Start of GIVEN INFORMATION

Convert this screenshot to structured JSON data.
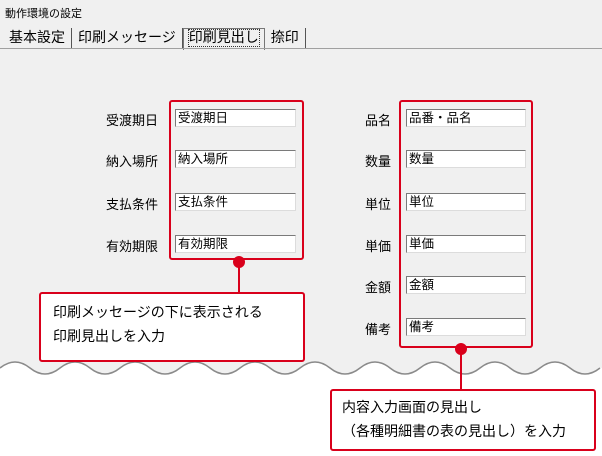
{
  "window": {
    "title": "動作環境の設定"
  },
  "tabs": [
    {
      "label": "基本設定",
      "active": false
    },
    {
      "label": "印刷メッセージ",
      "active": false
    },
    {
      "label": "印刷見出し",
      "active": true
    },
    {
      "label": "捺印",
      "active": false
    }
  ],
  "left_fields": [
    {
      "label": "受渡期日",
      "value": "受渡期日"
    },
    {
      "label": "納入場所",
      "value": "納入場所"
    },
    {
      "label": "支払条件",
      "value": "支払条件"
    },
    {
      "label": "有効期限",
      "value": "有効期限"
    }
  ],
  "right_fields": [
    {
      "label": "品名",
      "value": "品番・品名"
    },
    {
      "label": "数量",
      "value": "数量"
    },
    {
      "label": "単位",
      "value": "単位"
    },
    {
      "label": "単価",
      "value": "単価"
    },
    {
      "label": "金額",
      "value": "金額"
    },
    {
      "label": "備考",
      "value": "備考"
    }
  ],
  "callout_left": {
    "line1": "印刷メッセージの下に表示される",
    "line2": "印刷見出しを入力"
  },
  "callout_right": {
    "line1": "内容入力画面の見出し",
    "line2": "（各種明細書の表の見出し）を入力"
  },
  "colors": {
    "accent": "#d9001b",
    "window_bg": "#f0f0f0"
  }
}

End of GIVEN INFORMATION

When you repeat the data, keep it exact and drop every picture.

Convert this screenshot to structured JSON data.
{
  "window": {
    "title": "動作環境の設定"
  },
  "tabs": [
    {
      "label": "基本設定",
      "active": false
    },
    {
      "label": "印刷メッセージ",
      "active": false
    },
    {
      "label": "印刷見出し",
      "active": true
    },
    {
      "label": "捺印",
      "active": false
    }
  ],
  "left_fields": [
    {
      "label": "受渡期日",
      "value": "受渡期日"
    },
    {
      "label": "納入場所",
      "value": "納入場所"
    },
    {
      "label": "支払条件",
      "value": "支払条件"
    },
    {
      "label": "有効期限",
      "value": "有効期限"
    }
  ],
  "right_fields": [
    {
      "label": "品名",
      "value": "品番・品名"
    },
    {
      "label": "数量",
      "value": "数量"
    },
    {
      "label": "単位",
      "value": "単位"
    },
    {
      "label": "単価",
      "value": "単価"
    },
    {
      "label": "金額",
      "value": "金額"
    },
    {
      "label": "備考",
      "value": "備考"
    }
  ],
  "callout_left": {
    "line1": "印刷メッセージの下に表示される",
    "line2": "印刷見出しを入力"
  },
  "callout_right": {
    "line1": "内容入力画面の見出し",
    "line2": "（各種明細書の表の見出し）を入力"
  },
  "colors": {
    "accent": "#d9001b",
    "window_bg": "#f0f0f0"
  }
}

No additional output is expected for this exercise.